Just under three quarters of adults in a relationship said they take less than an hour to fall asleep while only a quarter of singletons said the same, according to research available here.
Albeit not a huge difference, half of adults with a loving partner admit to get over seven night’s sleep each night, while just 42% of adults get seven hours plus of snoozing per night.
So, why exactly do we sleep better next to someone that we’re in love with? Get Laid Beds spoke to Charisse Cooke, a relationship psychotherapist at Charisse Cooke Therapy, who has said the following:
“Psychologically, the presence of a partner represents security and reduces feelings of danger, loneliness and isolation. Even though sleeping with a partner can sometimes cause disruption to our sleeping patterns, due to snoring, restlessness or medical health issues, the vast majority of people prefer that to sleeping alone. This speaks of our interdependence with other people and the importance of social relationships and sense of community, even in our modern, individualistic lives.”
The same study also looked into what people do before bed that contributes to a good night’s sleep. Turns out, the best thing we can do before bed is read a book – with over half of the people who admit reading to be the last thing they do before bed, to have seven hours plus of sleep per night.
For those that struggle to concentrate on reading a book before bed, some advice received from Katherine Hall, Sleep Expert at Somnus Sleep Therapy, suggests:
“If the temptation to watch television immediately before closing your eyes is strong, it’s important to start realistically. It’s all about getting into a manageable routine, rather than doing it for a couple of nights and giving up because it’s not sustainable.
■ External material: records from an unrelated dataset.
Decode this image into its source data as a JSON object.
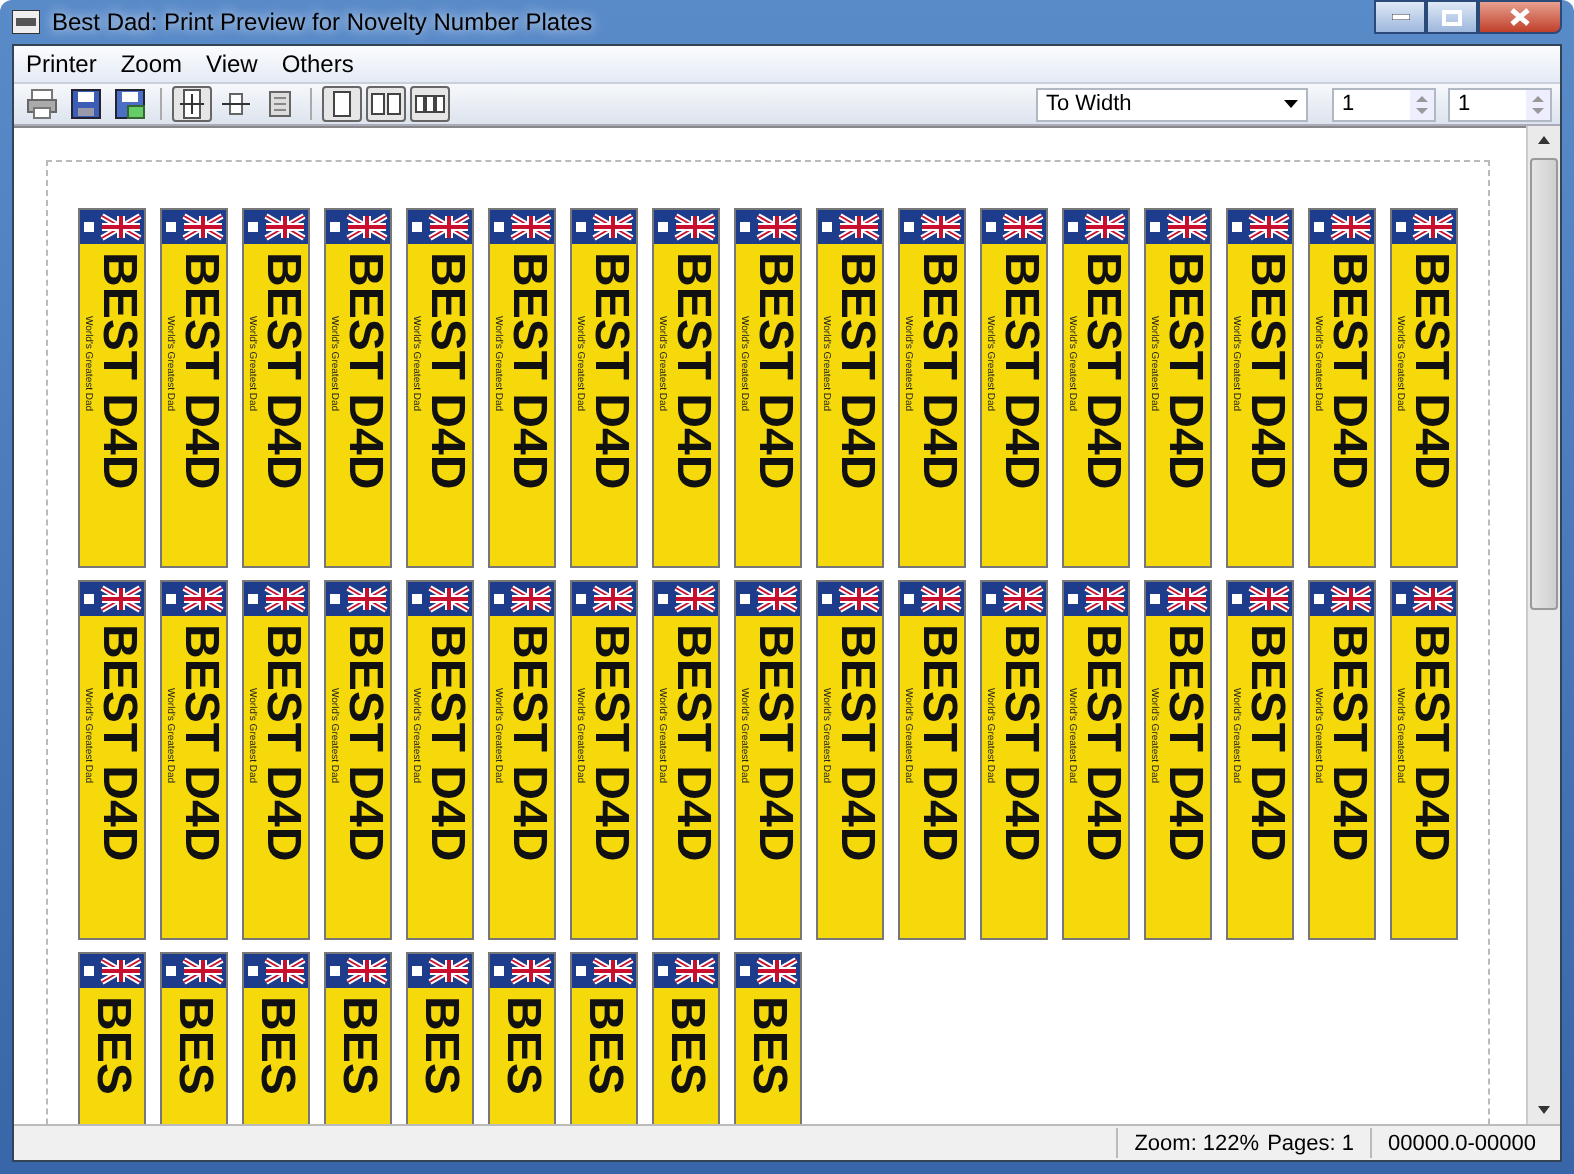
{
  "window": {
    "title": "Best Dad: Print Preview for Novelty Number Plates"
  },
  "menu": [
    {
      "label": "Printer"
    },
    {
      "label": "Zoom"
    },
    {
      "label": "View"
    },
    {
      "label": "Others"
    }
  ],
  "toolbar": [
    {
      "kind": "print",
      "pressed": false
    },
    {
      "kind": "save",
      "pressed": false
    },
    {
      "kind": "save-as",
      "pressed": false
    },
    {
      "kind": "sep"
    },
    {
      "kind": "fit-page",
      "pressed": true
    },
    {
      "kind": "fit-width",
      "pressed": false
    },
    {
      "kind": "actual",
      "pressed": false
    },
    {
      "kind": "sep"
    },
    {
      "kind": "one-page",
      "pressed": true
    },
    {
      "kind": "two-pages",
      "pressed": true
    },
    {
      "kind": "many-pages",
      "pressed": true
    }
  ],
  "zoom_select": {
    "value": "To Width"
  },
  "spinners": [
    {
      "value": "1"
    },
    {
      "value": "1"
    }
  ],
  "sheet": {
    "rows": [
      {
        "plates": [
          {
            "text": "BEST D4D",
            "caption": "World's Greatest Dad"
          },
          {
            "text": "BEST D4D",
            "caption": "World's Greatest Dad"
          },
          {
            "text": "BEST D4D",
            "caption": "World's Greatest Dad"
          },
          {
            "text": "BEST D4D",
            "caption": "World's Greatest Dad"
          },
          {
            "text": "BEST D4D",
            "caption": "World's Greatest Dad"
          },
          {
            "text": "BEST D4D",
            "caption": "World's Greatest Dad"
          },
          {
            "text": "BEST D4D",
            "caption": "World's Greatest Dad"
          },
          {
            "text": "BEST D4D",
            "caption": "World's Greatest Dad"
          },
          {
            "text": "BEST D4D",
            "caption": "World's Greatest Dad"
          },
          {
            "text": "BEST D4D",
            "caption": "World's Greatest Dad"
          },
          {
            "text": "BEST D4D",
            "caption": "World's Greatest Dad"
          },
          {
            "text": "BEST D4D",
            "caption": "World's Greatest Dad"
          },
          {
            "text": "BEST D4D",
            "caption": "World's Greatest Dad"
          },
          {
            "text": "BEST D4D",
            "caption": "World's Greatest Dad"
          },
          {
            "text": "BEST D4D",
            "caption": "World's Greatest Dad"
          },
          {
            "text": "BEST D4D",
            "caption": "World's Greatest Dad"
          },
          {
            "text": "BEST D4D",
            "caption": "World's Greatest Dad"
          }
        ]
      },
      {
        "plates": [
          {
            "text": "BEST D4D",
            "caption": "World's Greatest Dad"
          },
          {
            "text": "BEST D4D",
            "caption": "World's Greatest Dad"
          },
          {
            "text": "BEST D4D",
            "caption": "World's Greatest Dad"
          },
          {
            "text": "BEST D4D",
            "caption": "World's Greatest Dad"
          },
          {
            "text": "BEST D4D",
            "caption": "World's Greatest Dad"
          },
          {
            "text": "BEST D4D",
            "caption": "World's Greatest Dad"
          },
          {
            "text": "BEST D4D",
            "caption": "World's Greatest Dad"
          },
          {
            "text": "BEST D4D",
            "caption": "World's Greatest Dad"
          },
          {
            "text": "BEST D4D",
            "caption": "World's Greatest Dad"
          },
          {
            "text": "BEST D4D",
            "caption": "World's Greatest Dad"
          },
          {
            "text": "BEST D4D",
            "caption": "World's Greatest Dad"
          },
          {
            "text": "BEST D4D",
            "caption": "World's Greatest Dad"
          },
          {
            "text": "BEST D4D",
            "caption": "World's Greatest Dad"
          },
          {
            "text": "BEST D4D",
            "caption": "World's Greatest Dad"
          },
          {
            "text": "BEST D4D",
            "caption": "World's Greatest Dad"
          },
          {
            "text": "BEST D4D",
            "caption": "World's Greatest Dad"
          },
          {
            "text": "BEST D4D",
            "caption": "World's Greatest Dad"
          }
        ]
      },
      {
        "plates": [
          {
            "text": "BES"
          },
          {
            "text": "BES"
          },
          {
            "text": "BES"
          },
          {
            "text": "BES"
          },
          {
            "text": "BES"
          },
          {
            "text": "BES"
          },
          {
            "text": "BES"
          },
          {
            "text": "BES"
          },
          {
            "text": "BES"
          }
        ]
      }
    ]
  },
  "status_bar": {
    "zoom": "Zoom: 122%",
    "pages": "Pages: 1",
    "coords": "00000.0-00000"
  }
}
Find a genre that interests you, but isn’t too difficult to process or follow. The last thing you want is to dive into an academic journal of some sort only to be laying there afterwards trying to understand it all.
Self-help is a great genre as not only are they designed to be read by everyone, the subject matter can also have a positive impact on the following day, thus reinforcing a more concrete routine in general.”
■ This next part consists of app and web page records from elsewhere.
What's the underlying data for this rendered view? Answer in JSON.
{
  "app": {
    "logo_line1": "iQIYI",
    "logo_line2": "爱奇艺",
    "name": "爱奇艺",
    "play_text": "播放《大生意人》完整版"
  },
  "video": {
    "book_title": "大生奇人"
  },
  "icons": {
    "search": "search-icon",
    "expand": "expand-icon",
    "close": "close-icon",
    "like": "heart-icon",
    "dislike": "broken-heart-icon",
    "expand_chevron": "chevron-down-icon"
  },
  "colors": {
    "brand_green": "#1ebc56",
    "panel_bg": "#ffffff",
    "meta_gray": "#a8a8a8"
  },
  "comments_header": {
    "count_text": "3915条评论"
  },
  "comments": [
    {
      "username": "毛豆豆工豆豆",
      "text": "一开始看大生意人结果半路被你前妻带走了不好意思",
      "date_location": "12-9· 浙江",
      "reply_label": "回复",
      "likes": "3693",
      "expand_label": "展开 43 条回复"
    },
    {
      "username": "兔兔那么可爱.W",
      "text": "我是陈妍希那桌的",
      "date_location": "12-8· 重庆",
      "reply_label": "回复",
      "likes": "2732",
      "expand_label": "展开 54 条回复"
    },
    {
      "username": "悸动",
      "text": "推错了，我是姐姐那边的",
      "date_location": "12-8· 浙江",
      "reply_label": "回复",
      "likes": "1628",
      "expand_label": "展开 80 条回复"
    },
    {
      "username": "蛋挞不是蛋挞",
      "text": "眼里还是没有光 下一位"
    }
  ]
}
However, for those that take a long walk to ‘tire themselves out’ before hitting the bed, you’re doing it wrong. Turns out, that this is the least effective thing that someone can do, with it being more than seven times less effective than reading, the number one spot. Only a third of late-night walkers actually get seven hours of sleep, or more, and another third get under four hours of sleep per night.
We all know that social media and blue light is bad for us before we hit the pillow, but this survey reassured us that going on our phone really isn’t good for a quick fall-asleep. Half of respondents said that it takes them two hours to fall asleep once turning their phone off to actually be in a full snooze.
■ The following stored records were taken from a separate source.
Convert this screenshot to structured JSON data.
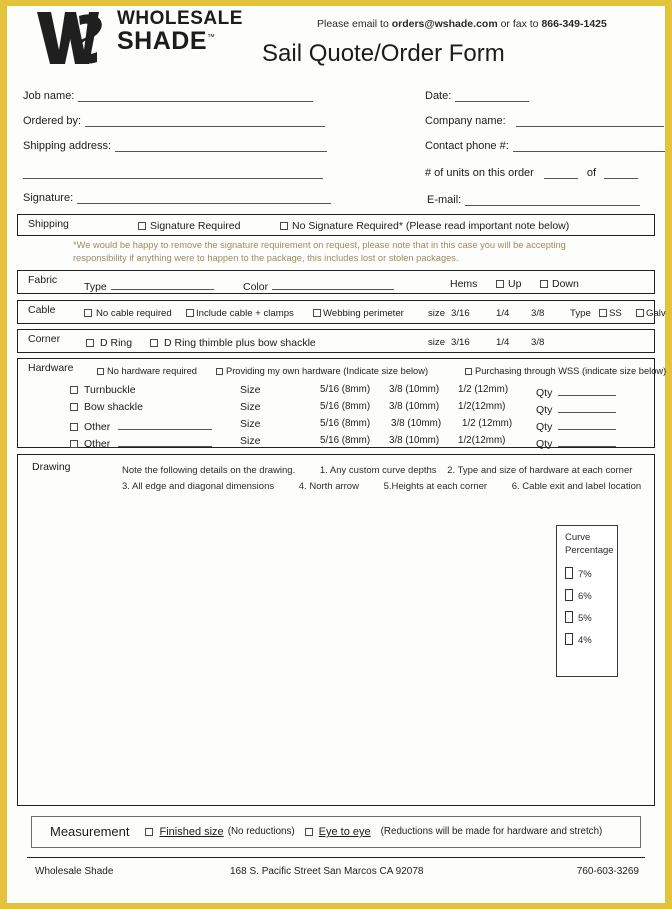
{
  "header": {
    "logo_line1": "WHOLESALE",
    "logo_line2": "SHADE",
    "logo_tm": "™",
    "contact_prefix": "Please email to ",
    "contact_email": "orders@wshade.com",
    "contact_middle": " or fax to ",
    "contact_fax": "866-349-1425",
    "title": "Sail Quote/Order Form"
  },
  "fields": {
    "job_name": "Job name:",
    "ordered_by": "Ordered by:",
    "shipping_address": "Shipping address:",
    "signature": "Signature:",
    "date": "Date:",
    "company_name": "Company name:",
    "contact_phone": "Contact phone #:",
    "units_label": "# of units on this order",
    "units_of": "of",
    "email": "E-mail:"
  },
  "shipping": {
    "title": "Shipping",
    "opt_signature_required": "Signature Required",
    "opt_no_signature_required": "No Signature Required* (Please read important note below)",
    "note_line1": "*We would be happy to remove the signature requirement on request, please note that in this case you will be accepting",
    "note_line2": "responsibility if anything were to happen to the package, this includes lost or stolen packages.",
    "note_color": "#a08a62"
  },
  "fabric": {
    "title": "Fabric",
    "type_label": "Type",
    "color_label": "Color",
    "hems_label": "Hems",
    "hems_up": "Up",
    "hems_down": "Down"
  },
  "cable": {
    "title": "Cable",
    "opt_no_cable": "No cable required",
    "opt_include_cable": "Include cable + clamps",
    "opt_webbing": "Webbing perimeter",
    "size_label": "size",
    "sizes": [
      "3/16",
      "1/4",
      "3/8"
    ],
    "type_label": "Type",
    "type_ss": "SS",
    "type_galv": "Galv"
  },
  "corner": {
    "title": "Corner",
    "opt_d_ring": "D Ring",
    "opt_d_ring_thimble": "D Ring thimble plus bow shackle",
    "size_label": "size",
    "sizes": [
      "3/16",
      "1/4",
      "3/8"
    ]
  },
  "hardware": {
    "title": "Hardware",
    "opt_no_hardware": "No hardware required",
    "opt_own_hardware": "Providing my own hardware (Indicate size below)",
    "opt_purchase_wss": "Purchasing through WSS (indicate size below)",
    "size_label": "Size",
    "qty_label": "Qty",
    "rows": [
      {
        "name": "Turnbuckle",
        "has_blank": false,
        "s1": "5/16 (8mm)",
        "s2": "3/8 (10mm)",
        "s3": "1/2 (12mm)"
      },
      {
        "name": "Bow shackle",
        "has_blank": false,
        "s1": "5/16 (8mm)",
        "s2": "3/8 (10mm)",
        "s3": "1/2(12mm)"
      },
      {
        "name": "Other",
        "has_blank": true,
        "s1": "5/16 (8mm)",
        "s2": "3/8 (10mm)",
        "s3": "1/2 (12mm)"
      },
      {
        "name": "Other",
        "has_blank": true,
        "s1": "5/16 (8mm)",
        "s2": "3/8 (10mm)",
        "s3": "1/2(12mm)"
      }
    ]
  },
  "drawing": {
    "title": "Drawing",
    "note_intro": "Note the following details on the drawing.",
    "note_1": "1. Any custom curve depths",
    "note_2": "2. Type and size of hardware at each corner",
    "note_3": "3. All edge and diagonal dimensions",
    "note_4": "4. North arrow",
    "note_5": "5.Heights at each corner",
    "note_6": "6. Cable exit and label location",
    "curve_title_line1": "Curve",
    "curve_title_line2": "Percentage",
    "curve_options": [
      "7%",
      "6%",
      "5%",
      "4%"
    ]
  },
  "measurement": {
    "title": "Measurement",
    "opt_finished_size": "Finished size",
    "finished_size_paren": "(No reductions)",
    "opt_eye_to_eye": "Eye to eye",
    "eye_to_eye_paren": "(Reductions will be made for hardware and stretch)"
  },
  "footer": {
    "company": "Wholesale Shade",
    "address": "168 S. Pacific Street San Marcos CA 92078",
    "phone": "760-603-3269"
  },
  "colors": {
    "page_border": "#e3c23c",
    "section_border": "#222222",
    "note_text": "#a08a62"
  }
}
So, why is it that some routines are better than others? According to WebMD, working out late at night can raise your core body temperature, speed your heart rate up and tells your body to keep producing adrenaline. This is why the likes of a late walk can do more harm than good.
Meanwhile, reading helps us reduce stress levels, so those that are late night over thinkers will really benefit from some late-night books. According to Healthline, reading for half an hour can reduce as much stress as yoga can for the same amount of time.
A 2021 study, mentioned in the same Healthline article, conducted an experiment that focussed on whether people that read before bed had a better sleep quality than those that don’t. 496 participants were asked to read before bed, and another 496 participants were told to not read before bed. After the first week went by, 42% of the readers felt that their sleep improved, while only 28% of those that didn’t read reported that their sleep improved.
There were other rituals that were looked at in the study. These included setting out clothes in the morning, meditation, writing in a journal, making a cup of tea and making a to-do list for tomorrow.
However, it’s millennials that’re most likely to stick to a bedtime ritual, as opposed to any other generation. In fact, 16-24 year olds are twice as likely to stick to their bedtime ritual than those that are over the age of 55.
If you’re someone that struggles getting to sleep at night, or someone that can’t remain asleep at night, incorporating a night-time routine might be the next step. If you’re unsure on what routine to start with, start with reading, as that’s been proven in this study as the most successful ritual to help individuals to fall asleep.
However, if you’re in a relationship and sleeps in a separate bed as their partner, due to loud snoring or other bad traits that they might have, then perhaps try and spend the night next to them for a night to see if you actually do manage to fall asleep quicker or have a better-quality sleep.
There are plenty of products that you can try and incorporate into your relationship to help aid a better night’s sleep together, for example, some ear-plugs that block out the snoring of the person next to you, a mattress that adjusts to your body temperature for those that have to sleep with someone too hot or too cold and therefore need more/less layers, and even just improving simple interiors, such as using neutral colours, or using more houseplants.
If you’re still struggling on getting to sleep or staying asleep after trying both the above, then other options of things to do before bed that have been proven to be successful in the study include turning off all technology around you, setting out your clothes for the next day and taking a hot bath or shower.
If you’re after some more sleep tips, then check out our sleep tips for woman blog here or our blog on healthy sleep habits here.